Although momentous for those involved, we trust that our journey down river will not be of profound import to our readers.
In Canary Wharf, we have new computers and a modern infrastructure which will, we hope, improve the service we offer, once we get past the fumble-fingered stage. Also, in enabling us to share overheads with the Mirror Group, one of our four owners, the change of location will help to strengthen the newspaper financially, which in the long r un is a precondition for its independence.
Readers should not worry that, in moving to the Isle of Dogs, this independence has been called into question. The change in ownership of the paper, which occurred earlier this year, gave a voting majority on our governing board to the newspaper groups that own La Repubblica of Italy and El Pais of Spain. Our other significant shareholders are the Irish Independent Group and the Mirror Group, which is contracted to supply services ranging from accountancy to printing.
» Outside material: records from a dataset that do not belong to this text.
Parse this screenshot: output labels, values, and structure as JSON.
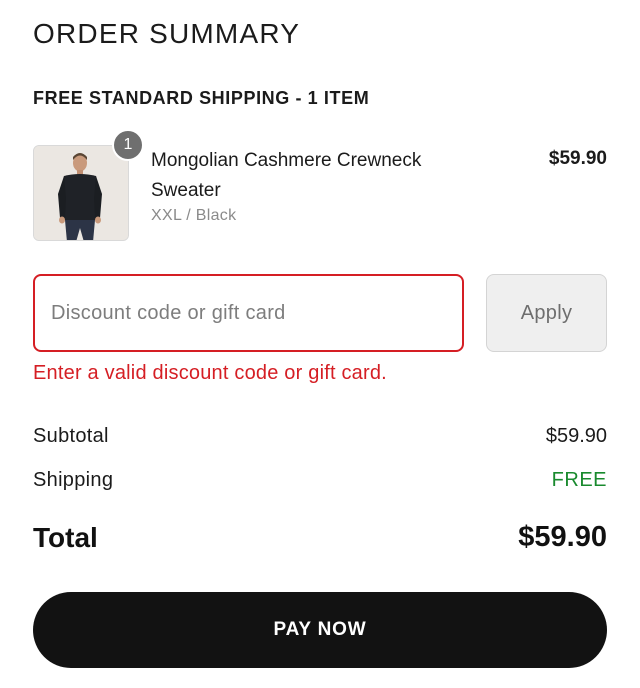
{
  "header": {
    "title": "ORDER SUMMARY"
  },
  "shipping_section": {
    "title": "FREE STANDARD SHIPPING - 1 ITEM"
  },
  "item": {
    "quantity": "1",
    "name": "Mongolian Cashmere Crewneck Sweater",
    "variant": "XXL / Black",
    "price": "$59.90",
    "image_icon": "product-photo-sweater"
  },
  "discount": {
    "placeholder": "Discount code or gift card",
    "value": "",
    "apply_label": "Apply",
    "error": "Enter a valid discount code or gift card."
  },
  "totals": {
    "subtotal_label": "Subtotal",
    "subtotal_value": "$59.90",
    "shipping_label": "Shipping",
    "shipping_value": "FREE",
    "total_label": "Total",
    "total_value": "$59.90"
  },
  "actions": {
    "pay_label": "PAY NOW"
  },
  "colors": {
    "error": "#d51e24",
    "free": "#198a2e",
    "primary_button": "#121212"
  }
}
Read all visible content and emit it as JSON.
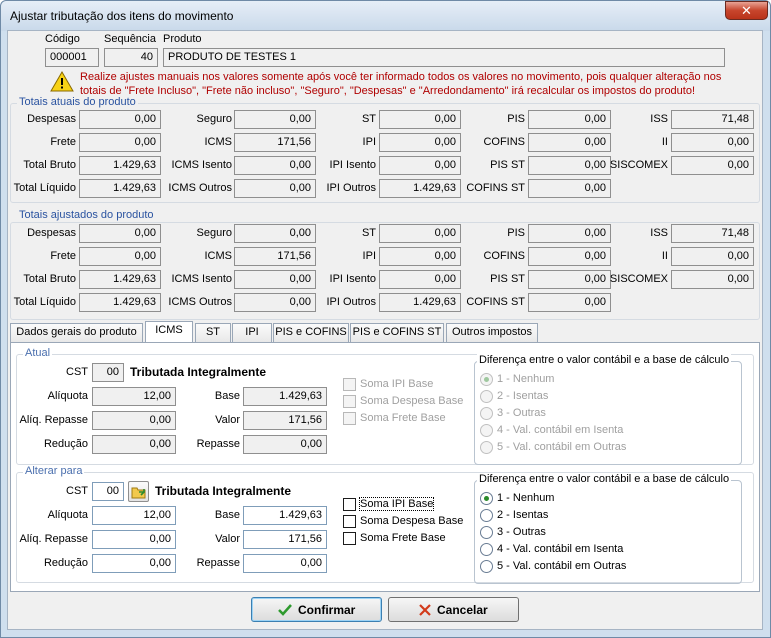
{
  "window": {
    "title": "Ajustar tributação dos itens do movimento",
    "close_glyph": "✕"
  },
  "header": {
    "codigo_label": "Código",
    "codigo_value": "000001",
    "sequencia_label": "Sequência",
    "sequencia_value": "40",
    "produto_label": "Produto",
    "produto_value": "PRODUTO DE TESTES 1"
  },
  "warning": {
    "line1": "Realize ajustes manuais nos valores somente após você ter informado todos os valores no movimento, pois qualquer alteração nos",
    "line2": "totais de  \"Frete Incluso\", \"Frete não incluso\", \"Seguro\", \"Despesas\" e \"Arredondamento\" irá recalcular os impostos do produto!"
  },
  "totais_atuais": {
    "title": "Totais atuais do produto",
    "despesas": {
      "label": "Despesas",
      "value": "0,00"
    },
    "frete": {
      "label": "Frete",
      "value": "0,00"
    },
    "total_bruto": {
      "label": "Total Bruto",
      "value": "1.429,63"
    },
    "total_liquido": {
      "label": "Total Líquido",
      "value": "1.429,63"
    },
    "seguro": {
      "label": "Seguro",
      "value": "0,00"
    },
    "icms": {
      "label": "ICMS",
      "value": "171,56"
    },
    "icms_isento": {
      "label": "ICMS Isento",
      "value": "0,00"
    },
    "icms_outros": {
      "label": "ICMS Outros",
      "value": "0,00"
    },
    "st": {
      "label": "ST",
      "value": "0,00"
    },
    "ipi": {
      "label": "IPI",
      "value": "0,00"
    },
    "ipi_isento": {
      "label": "IPI Isento",
      "value": "0,00"
    },
    "ipi_outros": {
      "label": "IPI Outros",
      "value": "1.429,63"
    },
    "pis": {
      "label": "PIS",
      "value": "0,00"
    },
    "cofins": {
      "label": "COFINS",
      "value": "0,00"
    },
    "pis_st": {
      "label": "PIS ST",
      "value": "0,00"
    },
    "cofins_st": {
      "label": "COFINS ST",
      "value": "0,00"
    },
    "iss": {
      "label": "ISS",
      "value": "71,48"
    },
    "ii": {
      "label": "II",
      "value": "0,00"
    },
    "siscomex": {
      "label": "SISCOMEX",
      "value": "0,00"
    }
  },
  "totais_ajustados": {
    "title": "Totais ajustados do produto",
    "despesas": {
      "label": "Despesas",
      "value": "0,00"
    },
    "frete": {
      "label": "Frete",
      "value": "0,00"
    },
    "total_bruto": {
      "label": "Total Bruto",
      "value": "1.429,63"
    },
    "total_liquido": {
      "label": "Total Líquido",
      "value": "1.429,63"
    },
    "seguro": {
      "label": "Seguro",
      "value": "0,00"
    },
    "icms": {
      "label": "ICMS",
      "value": "171,56"
    },
    "icms_isento": {
      "label": "ICMS Isento",
      "value": "0,00"
    },
    "icms_outros": {
      "label": "ICMS Outros",
      "value": "0,00"
    },
    "st": {
      "label": "ST",
      "value": "0,00"
    },
    "ipi": {
      "label": "IPI",
      "value": "0,00"
    },
    "ipi_isento": {
      "label": "IPI Isento",
      "value": "0,00"
    },
    "ipi_outros": {
      "label": "IPI Outros",
      "value": "1.429,63"
    },
    "pis": {
      "label": "PIS",
      "value": "0,00"
    },
    "cofins": {
      "label": "COFINS",
      "value": "0,00"
    },
    "pis_st": {
      "label": "PIS ST",
      "value": "0,00"
    },
    "cofins_st": {
      "label": "COFINS ST",
      "value": "0,00"
    },
    "iss": {
      "label": "ISS",
      "value": "71,48"
    },
    "ii": {
      "label": "II",
      "value": "0,00"
    },
    "siscomex": {
      "label": "SISCOMEX",
      "value": "0,00"
    }
  },
  "tabs": [
    {
      "label": "Dados gerais do produto"
    },
    {
      "label": "ICMS",
      "active": true
    },
    {
      "label": "ST"
    },
    {
      "label": "IPI"
    },
    {
      "label": "PIS e COFINS"
    },
    {
      "label": "PIS e COFINS ST"
    },
    {
      "label": "Outros impostos"
    }
  ],
  "atual": {
    "title": "Atual",
    "cst_label": "CST",
    "cst_value": "00",
    "cst_desc": "Tributada Integralmente",
    "aliquota": {
      "label": "Alíquota",
      "value": "12,00"
    },
    "aliq_repasse": {
      "label": "Alíq. Repasse",
      "value": "0,00"
    },
    "reducao": {
      "label": "Redução",
      "value": "0,00"
    },
    "base": {
      "label": "Base",
      "value": "1.429,63"
    },
    "valor": {
      "label": "Valor",
      "value": "171,56"
    },
    "repasse": {
      "label": "Repasse",
      "value": "0,00"
    },
    "checks": [
      "Soma IPI Base",
      "Soma Despesa Base",
      "Soma Frete Base"
    ],
    "diff_title": "Diferença entre o valor contábil e a base de cálculo",
    "diff_options": [
      "1 - Nenhum",
      "2 - Isentas",
      "3 - Outras",
      "4 - Val. contábil em Isenta",
      "5 - Val. contábil em Outras"
    ],
    "diff_selected": 0
  },
  "alterar": {
    "title": "Alterar para",
    "cst_label": "CST",
    "cst_value": "00",
    "cst_desc": "Tributada Integralmente",
    "aliquota": {
      "label": "Alíquota",
      "value": "12,00"
    },
    "aliq_repasse": {
      "label": "Alíq. Repasse",
      "value": "0,00"
    },
    "reducao": {
      "label": "Redução",
      "value": "0,00"
    },
    "base": {
      "label": "Base",
      "value": "1.429,63"
    },
    "valor": {
      "label": "Valor",
      "value": "171,56"
    },
    "repasse": {
      "label": "Repasse",
      "value": "0,00"
    },
    "checks": [
      "Soma IPI Base",
      "Soma Despesa Base",
      "Soma Frete Base"
    ],
    "diff_title": "Diferença entre o valor contábil e a base de cálculo",
    "diff_options": [
      "1 - Nenhum",
      "2 - Isentas",
      "3 - Outras",
      "4 - Val. contábil em Isenta",
      "5 - Val. contábil em Outras"
    ],
    "diff_selected": 0
  },
  "buttons": {
    "confirmar": {
      "label": "Confirmar",
      "icon": "check-icon",
      "color": "#2e9a2e"
    },
    "cancelar": {
      "label": "Cancelar",
      "icon": "x-icon",
      "color": "#d23a1a"
    }
  }
}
All these shareholders have pledged their commitment to the Independent's edit orial freedom.
So now we can enjoy the view. From here, on a clear day, there is little of London you cannot see, from the Crystal Palace television mast in the south, to the City's wonderful elevations to the west. At City Road, the editor's office provided a famous view of the graves of Daniel Defoe and William Blake. Here in Canary Wharf, so named in 1937 as a landing point for fruit from the Canary Islands, we can only muse upon Blake's prophecy that "London's towers / Receive the Lamb of God to dwell / In England 's green and pleasant bowers". Other literary and biblical allusions, which speak of dark towers or ivory towers, we shall seek to avoid. Above all, we shall hope to be free of the shadow of the tower of Babel.